The new salary structure is referred to as the Consolidated Para-military Salary Structure (CONPASS). This new salary structure provides a broad increase in basic salary and a range of allowances for Para-military personnel.
The increment was implemented by the Federal Government since the Nigerian Custom Services is able to meet up to its annual financial expectations of the Federal Government.
The basic salary is also included with some allowances. The items consolidated with the basic salary are transport allowance and meal subsidy. Other allowances consolidated in it also include the following:
- Utility allowance
- Hazards allowance
- House maintenance allowance
- Uniform maintenance allowance G
- General Services allowance
- Torchlight allowance
- Detective allowance.
- Hardiness allowance
- Plain-Cloth allowance
- Furniture allowance
- Personal Servant
It must be noted, however, that not all members of staff can benefit from the allowances. Some of the allowances are only given to specific members of staff of the Nigerian custom services since not all of them are involved in the tasks and duties that attract some of those allowances. In the same vein, there are some allowances that all members of staff are entitled to.
However Rent Allowance has not been consolidated with the rest of the emoluments as it payable only to officers not provided accommodation at Government expense. This means the government is responsible for providing accommodation for some of the men and officers of the Nigerian Customs Services. Those to whom accommodation is not provided are encouraged to seek for accommodation elsewhere, but the government will include their accommodation allowances as part of their take-home pay. It must also be noted that the amount received as accommodation allowance differs from one cadre to another.

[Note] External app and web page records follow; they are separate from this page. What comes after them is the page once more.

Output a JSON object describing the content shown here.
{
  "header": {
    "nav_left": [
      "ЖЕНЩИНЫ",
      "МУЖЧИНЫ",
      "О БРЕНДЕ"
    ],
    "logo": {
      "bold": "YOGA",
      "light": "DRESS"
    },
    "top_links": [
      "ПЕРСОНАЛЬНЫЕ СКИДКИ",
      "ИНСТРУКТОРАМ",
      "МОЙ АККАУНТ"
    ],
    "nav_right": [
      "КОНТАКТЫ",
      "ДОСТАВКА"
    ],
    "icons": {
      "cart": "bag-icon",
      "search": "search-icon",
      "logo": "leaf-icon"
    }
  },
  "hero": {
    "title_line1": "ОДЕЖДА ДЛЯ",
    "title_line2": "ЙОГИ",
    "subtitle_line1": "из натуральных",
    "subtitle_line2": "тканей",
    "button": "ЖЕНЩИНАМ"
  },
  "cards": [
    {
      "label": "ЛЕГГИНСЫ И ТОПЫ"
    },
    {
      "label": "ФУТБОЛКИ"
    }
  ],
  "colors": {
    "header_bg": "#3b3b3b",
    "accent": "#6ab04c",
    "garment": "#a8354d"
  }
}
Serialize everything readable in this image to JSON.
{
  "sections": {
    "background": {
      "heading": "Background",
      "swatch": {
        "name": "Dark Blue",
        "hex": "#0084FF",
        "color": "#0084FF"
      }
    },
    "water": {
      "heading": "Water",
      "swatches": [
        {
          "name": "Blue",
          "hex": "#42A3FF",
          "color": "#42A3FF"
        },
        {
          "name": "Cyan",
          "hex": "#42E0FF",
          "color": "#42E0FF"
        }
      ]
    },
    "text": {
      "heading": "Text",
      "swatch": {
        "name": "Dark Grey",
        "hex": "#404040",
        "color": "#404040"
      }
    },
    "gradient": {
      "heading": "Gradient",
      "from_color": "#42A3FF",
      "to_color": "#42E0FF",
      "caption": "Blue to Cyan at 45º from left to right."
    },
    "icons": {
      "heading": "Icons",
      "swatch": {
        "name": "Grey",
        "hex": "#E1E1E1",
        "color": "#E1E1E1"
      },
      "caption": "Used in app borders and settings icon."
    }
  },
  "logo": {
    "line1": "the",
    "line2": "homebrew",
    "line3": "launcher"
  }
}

Expectedly, the top cadres will receive more on accommodation allowance, while the lower cadres will receive less according to their qualifications.
Under the new structure brought forward by the federal government, the least paid Customs Inspector will earn a total salary of N29,779 per month. He could earn an additional N4,740 as Rent subsidy if he does not occupy Government Quarters. Other allowances specific for his post as Customs Inspector are also included in the amount mentioned.
The Comptroller-General of Customs has a say in the new salary structure. However, it must be noted that the salary structure being discussed had been in force since 2007. It is yet to be given any update in recent times. Such information will be easily available to the general public once it is publicized by the Nigeria Customs Service.
Aside from the salaries received by the men and officers of the Nigeria Customs Service, some of them also collect kickbacks from individuals who may want to import certain items into Nigeria. However this practice is completely illegal and the government frowns at it.